You will be on the list until you either are transplanted or your overall health status deteriorates to the point where you can no longer be considered for transplantation.
The waiting time can vary substantially between transplant centers and between different regions of the country.
How can I shorten my wait for kidney transplantation?
The best way to shorten the waiting time is to find a living donor. Get the word out to your family members and friends and ask them to spread the word to their contacts.
Another option is to consider listing at an additional center(s) where the wait time is shorter than where you are listed.
How are deceased donor organs allocated (i.e., given out)? How is a patient chosen from the waiting list for deceased donor transplantation?
The United Network for Organ Sharing (UNOS) maintains the national waiting list for organs.
Deceased donor organs are allocated to those who are active on the list.

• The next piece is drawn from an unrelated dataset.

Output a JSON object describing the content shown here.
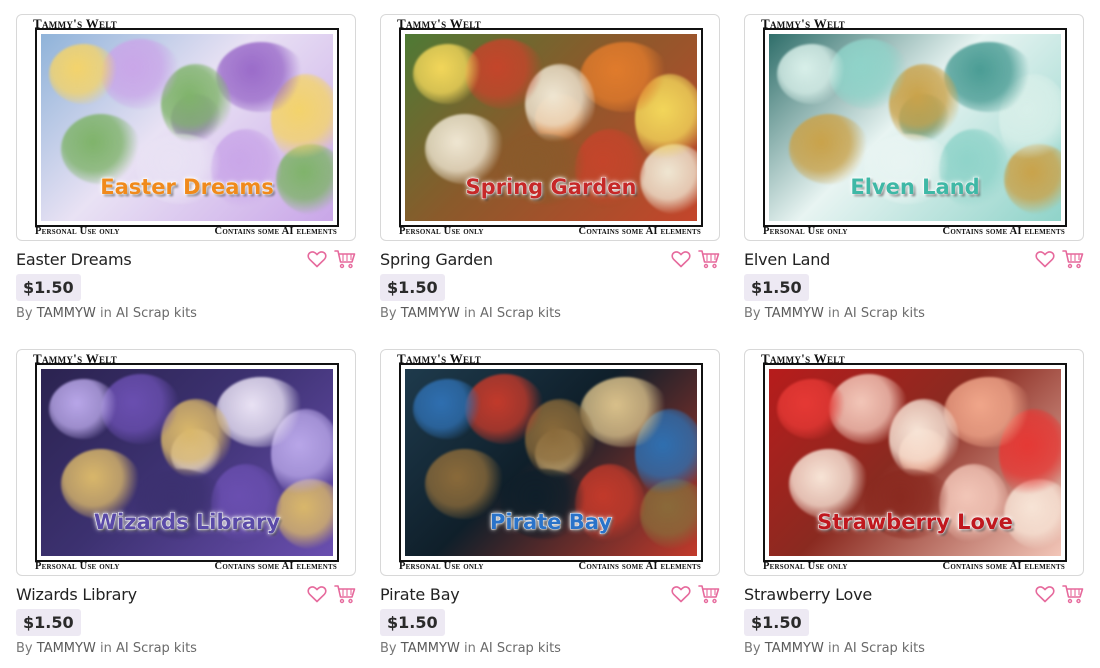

Donor and recipient should have the same group for deceased donor transplantation. Rh positivity and negativity does not matter. That mean Rh positive or negative patients can get kidney form a positive or negative donor.
All recipients who are on the waiting list for a given blood group will be given points based on their wait time (1 point for each 1 year on the list or year on dialysis). Patients will also get additional points for their antibody (PRA) level, which is a measure of how difficult it is to find a compatible donor. A particularly good match will also be awarded points. When a kidney becomes available, the patient who has the highest number of points will be offered the kidney. If that patient is not suitable to undergo transplantation, then the offer will be given to patient with the next highest points on the list.
How to take care of my health while on the list for kidney transplantation?
It is important that you stay healthy and active. You can do this by maintaining regular visits with your kidney and primary care doctors and following their advice regarding medical treatment, dialysis, nutrition, dialysis, exercise, and abstinence from drug use. Many centers and insurance companies will not offer kidney transplantation to patients who smoke cigarettes. It is also important to maintain a healthy weight (general body mass index goal is 18-35) through sensible diet and lifestyle habits.
Vaccinations should be up to date. Live virus vaccinations including the shingles, MMR (measles, mumps, rubella), and HPV vaccinations should be considered as soon as possible and at least 6 weeks prior to an anticipated transplant. In addition, kidney transplant recipients should be up to date on tetanus, influenza, pneumococcal, and hepatitis B vaccinations.
Any major changes to your health should be communicated to the transplant center(s) where you are listed.
What other tests are required while on the list for my kidney transplantation?
Depending on your age and health status, you may be asked to undergo periodic testing while on the waiting list. For example, those with a history of significant heart disease or risk factors for heart disease may be asked to obtain yearly heart testing. Routine cancer screening should be kept up to date. This includes pap smear testing and mammograms for women in appropriate age groups, colonoscopy testing for adults over age 50.
Some transplant centers may require that you be seen in their clinic periodically while on their transplant waiting list. This allows a transplant center to ensure that you are still meet their medical criteria to be considered for transplant and allows for the chance to update your health status, caregiver, or insurance information.
You may want to visit your transplant center to hear any policy or personnel changes that may have occurred at their center.